A concerted push for an expanded charging infrastructure can fundamentally change the face of the automaking industry. With the ascendency of electric vehicles (EV’s) and other modes of electrified transport, automakers are now in a race to dominate this emergent market, forcing a rethink of how their vehicles are fueled.
As charging infrastructure becomes increasingly available and convenient for consumers, we can anticipate a corresponding increase in the consumer adoption of EV’s. However, this transition will require automakers to grapple with a clutch of inconvenient realities. They will need to retool their manufacturing processes, re-engineer vehicle designs, and invest significantly in battery technology, to name a few.
This development could also catalyze what I’d call a Detroit Renaissance, facilitating a shift from the motor city’s conventional approach to vehicle manufacture to a more futuristic one that emphasizes clean tech. Assuming automakers can meet these challenges, we could expect a significant boost in jobs and investments, not just in Detroit but throughout America.
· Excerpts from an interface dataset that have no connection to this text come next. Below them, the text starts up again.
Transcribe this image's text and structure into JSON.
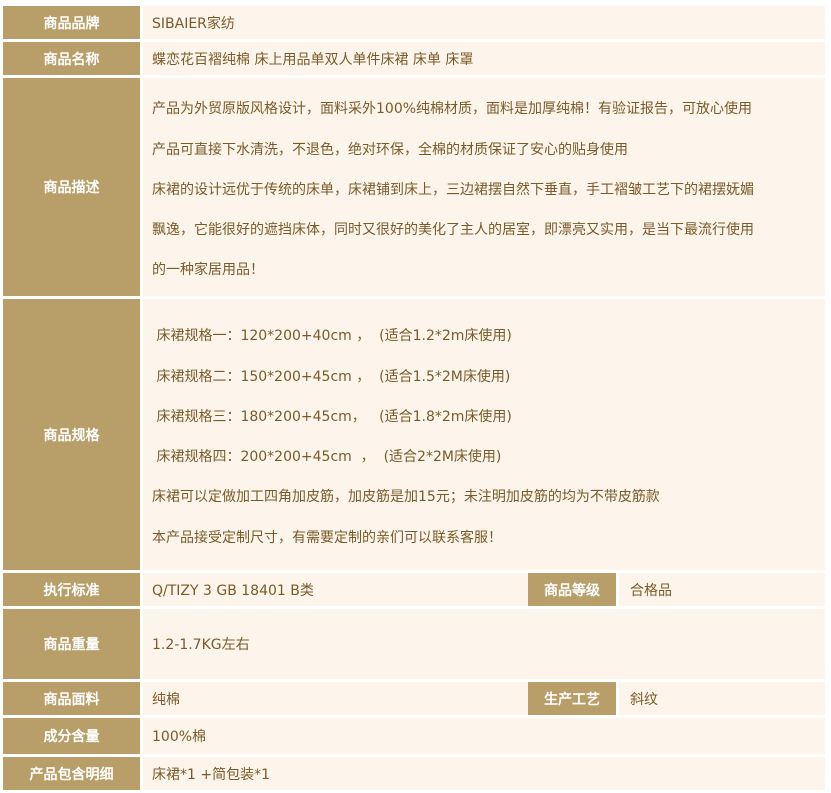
{
  "rows": {
    "brand": {
      "label": "商品品牌",
      "value": "SIBAIER家纺"
    },
    "name": {
      "label": "商品名称",
      "value": "蝶恋花百褶纯棉 床上用品单双人单件床裙 床单 床罩"
    },
    "description": {
      "label": "商品描述",
      "lines": [
        "产品为外贸原版风格设计，面料采外100%纯棉材质，面料是加厚纯棉！有验证报告，可放心使用",
        "产品可直接下水清洗，不退色，绝对环保，全棉的材质保证了安心的贴身使用",
        "床裙的设计远优于传统的床单，床裙铺到床上，三边裙摆自然下垂直，手工褶皱工艺下的裙摆妩媚",
        "飘逸，它能很好的遮挡床体，同时又很好的美化了主人的居室，即漂亮又实用，是当下最流行使用",
        "的一种家居用品！"
      ]
    },
    "spec": {
      "label": "商品规格",
      "lines": [
        " 床裙规格一：120*200+40cm ，  (适合1.2*2m床使用)",
        " 床裙规格二：150*200+45cm ，  (适合1.5*2M床使用)",
        " 床裙规格三：180*200+45cm，   (适合1.8*2m床使用)",
        " 床裙规格四：200*200+45cm  ，  (适合2*2M床使用)",
        "床裙可以定做加工四角加皮筋，加皮筋是加15元；未注明加皮筋的均为不带皮筋款",
        "本产品接受定制尺寸，有需要定制的亲们可以联系客服！"
      ]
    },
    "standard": {
      "label": "执行标准",
      "value": "Q/TIZY 3 GB 18401 B类",
      "label2": "商品等级",
      "value2": "合格品"
    },
    "weight": {
      "label": "商品重量",
      "value": "1.2-1.7KG左右"
    },
    "fabric": {
      "label": "商品面料",
      "value": "纯棉",
      "label2": "生产工艺",
      "value2": "斜纹"
    },
    "content": {
      "label": "成分含量",
      "value": "100%棉"
    },
    "package": {
      "label": "产品包含明细",
      "value": "床裙*1 +简包装*1"
    }
  }
}
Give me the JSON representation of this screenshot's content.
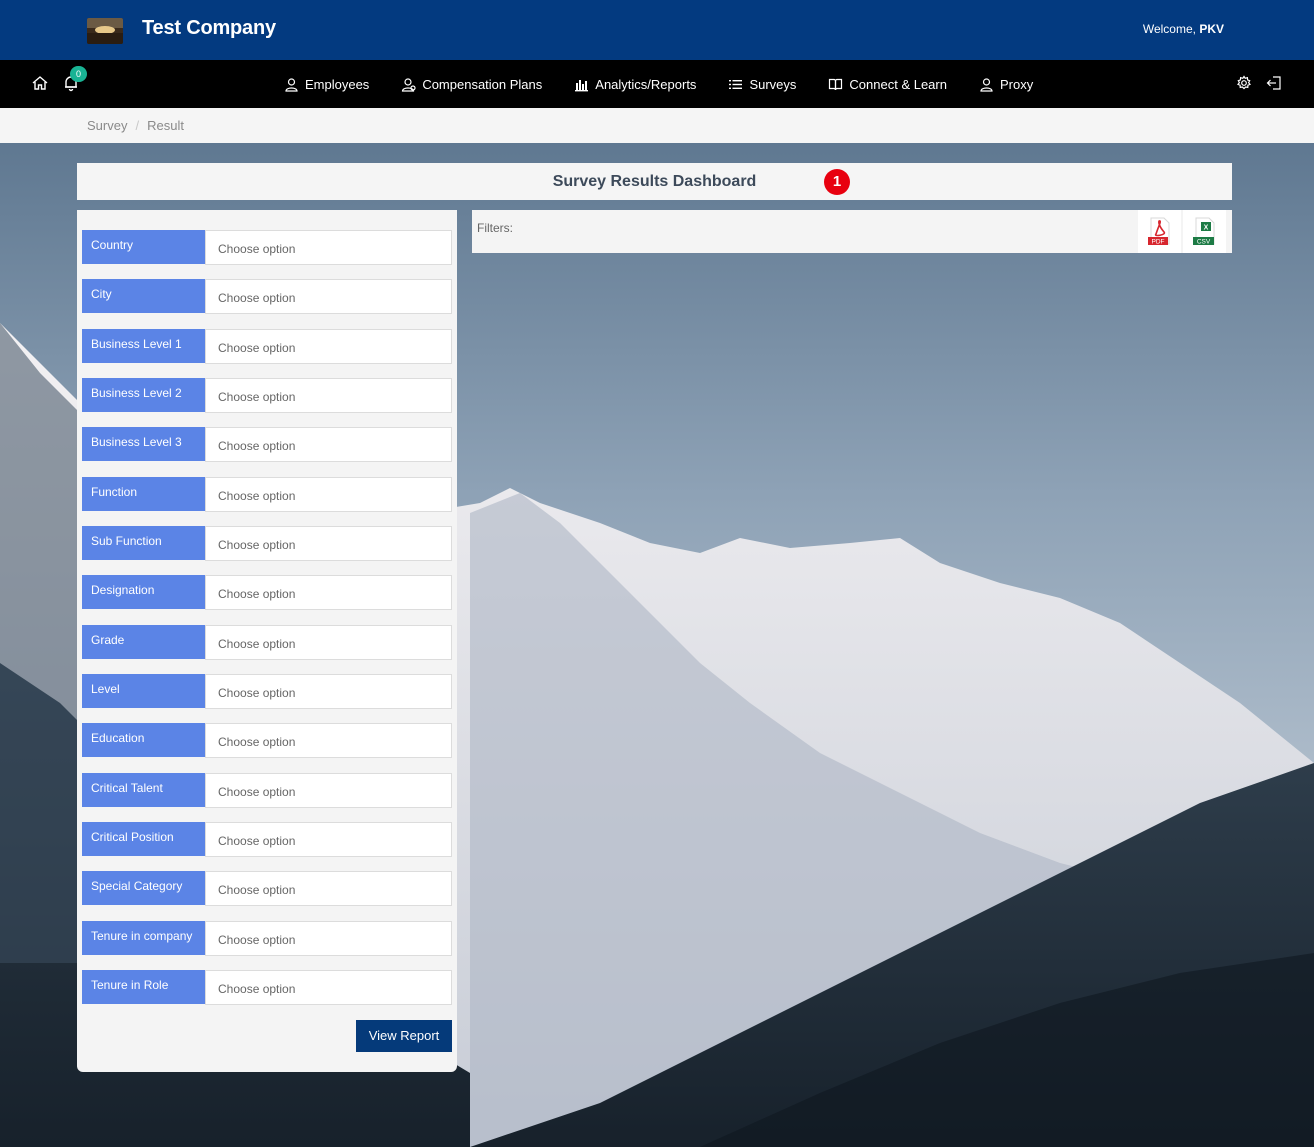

If automakers can seize this opportunity, we can look forward to a healthier environment, a revitalized industry, and greater energy independence.
Simultaneously, as the charging infrastructure grows, the day-to-day functioning of auto dealerships could undergo swift alterations. The sales pitch for an electric vehicle differs from that of a gasoline-powered one, especially when it comes to explaining charging infrastructure and battery performance. Car dealerships would need to adapt by adopting a more holistic sales approach that covers these details.
Lastly, while the spotlight is often on the auto manufacturers and their sleek new electric models, let’s not forget the role of vehicle-service providers. As the number of EV’s increases, vehicle service centers will need to acquire specialized knowledge and skills to deal with EV maintenance and repair.
So, the potential impact on the automotive industry won’t just end at the manufacturing stage. It’s a complete overhaul of how we conceive, produce, sell, and service our vehicles, and it’s becoming clear that the infrastructure to charge these new breeds of cars will play a quintessential role. This wave of change should, ideally, lead us to a more sustainable automotive ecosystem.
What are the major challenges for charging infrastructure in the USA?
Well, my friend, you might as well ask what the challenges are of teaching a penguin to play piano! First off, there’s a woeful lack of charging stations out there in the wild blue yonder. It’s a bit of a chicken-egg situation: fewer electric cars due to not enough charging stations, and not enough charging stations due to fewer electric cars. Secondly, charging a car ain’t exactly as speedy as filling a gas tank, you might need to catch up on Game of Thrones while you wait. And let’s not forget the grand power grid – it’ll need to flex its muscles a good deal more to handle the load once electric cars really hit their stride.
What kind of opportunities does this pose?
Oh, there’s a gold mine of opportunities if you’re game! Think of the Tesla Supercharger network, sprouting up like kudzu. There’s a lot of room for entrepreneurship – from setting up charging station networks, to offering at-home installation services or even apps to locate the closest charging point (a high-tech version of the ol’ watering hole). Companies could even offer lounge-style waiting areas for folks to chill while their cars rejuvenate. Opportunities, ya see, are kind of like cockroaches – there’s always more than you think, and they can thrive in the craziest places!
Despite the challenges, the quest for an extensive charging infrastructure in the USA is on a forward trajectory. Industry players, government agencies, and private owners are collaborating to translate this massive undertaking into reality. As the electric vehicle revolution accelerates, the opportunities for greater sustainability, improved economic growth, and a cleaner environment are increasingly within reach. The road may be long, but America is getting charged up and rolling out for a greener future.